**TASK REQUIREMENTS:** Output every line below exactly, please, omitting pictures.

##### GIVEN INFORMATION #####

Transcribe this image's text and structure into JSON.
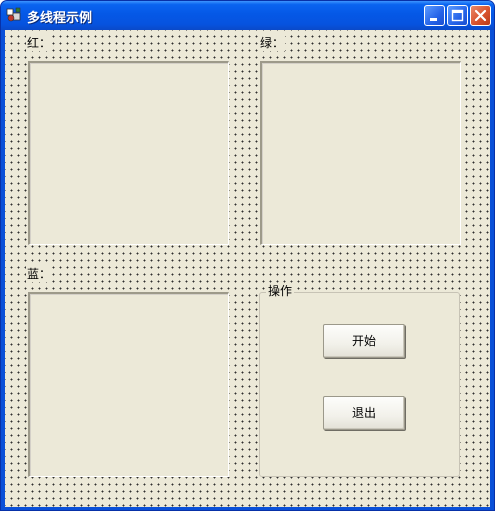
{
  "window": {
    "title": "多线程示例",
    "title_bar_color": "#0a64f0",
    "client_color": "#ece9d8",
    "controls": [
      "minimize-icon",
      "maximize-icon",
      "close-icon"
    ]
  },
  "panels": {
    "red_label": "红：",
    "green_label": "绿：",
    "blue_label": "蓝："
  },
  "operations": {
    "group_title": "操作",
    "start_label": "开始",
    "exit_label": "退出"
  }
}
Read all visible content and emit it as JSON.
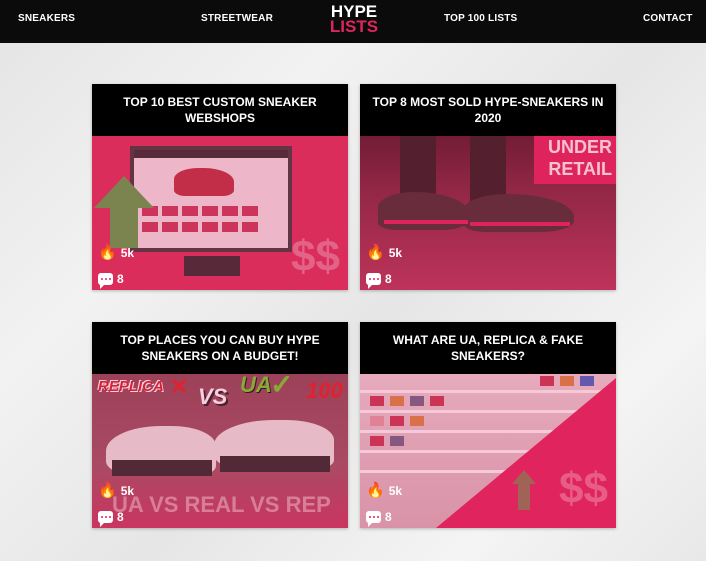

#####

**SOLUTION TO THIS EXERCISE:**
Transcribe this image's text and structure into JSON.
{
  "window": {
    "title": "多线程示例",
    "title_bar_color": "#0a64f0",
    "client_color": "#ece9d8",
    "controls": [
      "minimize-icon",
      "maximize-icon",
      "close-icon"
    ]
  },
  "panels": {
    "red_label": "红：",
    "green_label": "绿：",
    "blue_label": "蓝："
  },
  "operations": {
    "group_title": "操作",
    "start_label": "开始",
    "exit_label": "退出"
  }
}
Read all visible content and emit it as JSON.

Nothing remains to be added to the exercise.